What can you do with a patient who has had a stroke, and has long-term RA? Unfortunately, there is nothing in the literature for RA, stroke, and PT. However there are two relevant articles for RA, as well as a chapter from a textbook (this post is not intended to be a thorough/critical review).
A brief review of RA
RA is a systemic autoimmune disease affecting the joints; mainly peripheral synovial joints are affected (fingers, wrists), but also knees and more proximal joints; women affected 2-3x more than men, with age of onset 35-45. The joints become swollen, warm, painful, and red, resulting from inflamed synovium and soft-tissue swelling. The cartilage is destroyed and replaced by a pannus, and the edges of the bone are worn, resulting in joint deformity (the classic ulnar drift, as well as the navicular dropping), an increase in swelling from the inflamation, and the synovium and joint capsule become thickened. It is progressive, and can lead to secondary osteoarthritic changes (such as in the weight-bearing joints, such as the knee), and to disuse atrophy.
It can also affect the skin (rheumatoid nodules, over extensor of forearm and bony prominences; vasculitis), the eyes (destroying the lacrimal and mucous glads, leading to dry eyes, with can result in inflammation of the cornea; degeneration of collagenous tissue), the lungs (interstitial pneumonitis, fibrosing alveolitis), the blood (anemia). (the above information from Pathology by A Stevens and J Lowe, 2nd ed, 2000).
1. Oldfield V, Felson DT. Exercise therapy and orthotic devices in rheumatoid arthritis: evidence-based review. Current Opin Rheumatol 2008; 20:353-359.
Exercise therapy (aerobic, strengthening) improves symptoms of pain and fatigue, and QoL, but does not change disease activity for the better.
2. Christie A, Jamtvedt G, Dahm KT, Moe RH, Haavardsholm EA, Haven KB. Effectiveness of nonpharmacological and nonsurgical interventions for patients with rheumatoid arthritis: an overview of systematic reviews. Phys Ther 2007; 87:1697-1715.
Highest quality of evidence is for teaching joint protection. There is evidence for exercise but the quality is low (reduces pain, improves function); the same for US, but for low level laser the quality is moderate. There is a disagreement noted between the American College of Rheumatology with recommends education, joint protection, conservation of energy, and a HEP for ROM and strengthening, and the authors of this paper which found evidence lacking for exercise at this time.
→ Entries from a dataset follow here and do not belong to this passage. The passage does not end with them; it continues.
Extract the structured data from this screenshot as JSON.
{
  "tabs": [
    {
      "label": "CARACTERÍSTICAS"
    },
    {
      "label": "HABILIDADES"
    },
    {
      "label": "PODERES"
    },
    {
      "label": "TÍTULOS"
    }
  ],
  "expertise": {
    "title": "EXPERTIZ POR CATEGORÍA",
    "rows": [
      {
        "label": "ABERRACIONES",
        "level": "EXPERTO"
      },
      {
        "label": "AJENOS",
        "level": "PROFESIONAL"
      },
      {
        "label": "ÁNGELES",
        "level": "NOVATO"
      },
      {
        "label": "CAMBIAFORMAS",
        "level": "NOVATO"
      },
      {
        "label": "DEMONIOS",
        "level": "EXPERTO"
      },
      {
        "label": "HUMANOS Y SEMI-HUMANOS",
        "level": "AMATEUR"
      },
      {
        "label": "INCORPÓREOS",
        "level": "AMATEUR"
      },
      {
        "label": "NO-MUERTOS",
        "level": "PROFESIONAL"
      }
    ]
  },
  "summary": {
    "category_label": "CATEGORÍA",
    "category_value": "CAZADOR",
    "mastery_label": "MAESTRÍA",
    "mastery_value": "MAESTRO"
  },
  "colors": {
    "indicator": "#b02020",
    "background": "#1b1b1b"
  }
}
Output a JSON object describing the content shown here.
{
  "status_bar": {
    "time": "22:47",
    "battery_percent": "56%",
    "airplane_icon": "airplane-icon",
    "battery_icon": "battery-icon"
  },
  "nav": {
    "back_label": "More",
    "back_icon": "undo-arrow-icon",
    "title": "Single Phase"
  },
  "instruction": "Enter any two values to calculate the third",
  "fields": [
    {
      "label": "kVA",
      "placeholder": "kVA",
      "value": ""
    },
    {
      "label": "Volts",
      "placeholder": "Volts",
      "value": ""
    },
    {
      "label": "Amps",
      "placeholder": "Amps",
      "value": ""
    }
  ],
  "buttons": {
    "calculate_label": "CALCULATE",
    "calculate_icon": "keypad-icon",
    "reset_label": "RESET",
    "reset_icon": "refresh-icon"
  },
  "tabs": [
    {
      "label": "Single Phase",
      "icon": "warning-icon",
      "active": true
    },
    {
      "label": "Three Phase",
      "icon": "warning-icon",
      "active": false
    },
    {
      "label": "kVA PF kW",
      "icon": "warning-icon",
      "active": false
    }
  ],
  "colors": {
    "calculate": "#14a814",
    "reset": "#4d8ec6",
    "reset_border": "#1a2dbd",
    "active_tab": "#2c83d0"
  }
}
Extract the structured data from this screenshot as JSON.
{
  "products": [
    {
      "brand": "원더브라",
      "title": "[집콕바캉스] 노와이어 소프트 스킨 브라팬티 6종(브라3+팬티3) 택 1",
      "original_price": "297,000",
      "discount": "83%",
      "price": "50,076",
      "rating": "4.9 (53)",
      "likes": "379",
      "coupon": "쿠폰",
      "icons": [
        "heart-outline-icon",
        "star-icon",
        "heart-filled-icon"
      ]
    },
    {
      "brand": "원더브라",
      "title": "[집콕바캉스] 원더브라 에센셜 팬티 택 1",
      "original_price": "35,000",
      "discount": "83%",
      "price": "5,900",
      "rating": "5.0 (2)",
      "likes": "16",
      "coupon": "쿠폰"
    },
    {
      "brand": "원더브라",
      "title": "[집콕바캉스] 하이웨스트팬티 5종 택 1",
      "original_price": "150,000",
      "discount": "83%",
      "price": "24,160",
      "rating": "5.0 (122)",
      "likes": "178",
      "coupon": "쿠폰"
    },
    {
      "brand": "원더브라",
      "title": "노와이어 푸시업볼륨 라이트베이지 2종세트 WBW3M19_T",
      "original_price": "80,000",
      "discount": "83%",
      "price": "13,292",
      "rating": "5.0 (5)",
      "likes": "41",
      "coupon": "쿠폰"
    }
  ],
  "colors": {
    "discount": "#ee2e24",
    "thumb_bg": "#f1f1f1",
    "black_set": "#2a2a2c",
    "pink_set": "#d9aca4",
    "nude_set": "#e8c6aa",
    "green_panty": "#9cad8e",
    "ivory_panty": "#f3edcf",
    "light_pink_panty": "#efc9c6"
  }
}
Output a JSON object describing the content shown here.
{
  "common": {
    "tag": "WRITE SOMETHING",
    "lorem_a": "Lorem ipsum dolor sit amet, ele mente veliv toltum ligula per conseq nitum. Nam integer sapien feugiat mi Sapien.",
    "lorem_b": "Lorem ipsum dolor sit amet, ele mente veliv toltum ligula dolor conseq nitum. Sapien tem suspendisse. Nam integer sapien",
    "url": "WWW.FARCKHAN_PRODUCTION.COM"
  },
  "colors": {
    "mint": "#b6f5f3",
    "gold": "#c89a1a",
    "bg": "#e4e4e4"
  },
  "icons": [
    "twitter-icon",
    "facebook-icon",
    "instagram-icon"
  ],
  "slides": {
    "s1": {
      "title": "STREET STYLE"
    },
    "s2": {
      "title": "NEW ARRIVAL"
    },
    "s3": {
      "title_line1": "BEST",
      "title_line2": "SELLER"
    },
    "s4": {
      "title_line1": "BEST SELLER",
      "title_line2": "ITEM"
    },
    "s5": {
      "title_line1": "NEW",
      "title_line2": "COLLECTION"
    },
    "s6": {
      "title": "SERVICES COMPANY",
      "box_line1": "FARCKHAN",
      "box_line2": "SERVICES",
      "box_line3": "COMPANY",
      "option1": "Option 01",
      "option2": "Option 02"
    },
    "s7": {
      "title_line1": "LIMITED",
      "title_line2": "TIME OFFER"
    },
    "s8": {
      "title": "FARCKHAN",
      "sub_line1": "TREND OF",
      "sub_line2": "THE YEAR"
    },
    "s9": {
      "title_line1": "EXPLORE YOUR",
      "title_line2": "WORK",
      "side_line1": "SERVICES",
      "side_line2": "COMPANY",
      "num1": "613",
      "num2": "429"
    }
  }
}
3. Kisner and Colby. Therapeutic Exercise, 5th edition, 2007.
During active phase of RA: educate the patient about rest, joint protection, energy conservation, ROM exercises; use massage, modalities, splints, and relaxation techniques to relieve pain, muscle guarding. Use PROM/ AAROM, grade I or II mobilization to miminmize joint stiffness and mainain ROM; gentle isometrics progressing to ROM when tolerated. Precautions: If pt has fatigue or increased pain, stop; don’t overstress lax ligaments or bones with osteoporosis. Contraindications: don’t stretch swollen joints or apply heavy resistance.
Trying to balance the comorbidities of RA and stroke may be a challenge, but it seems the activity and symptoms of the RA will dictate how you would treat the impairments from a stroke.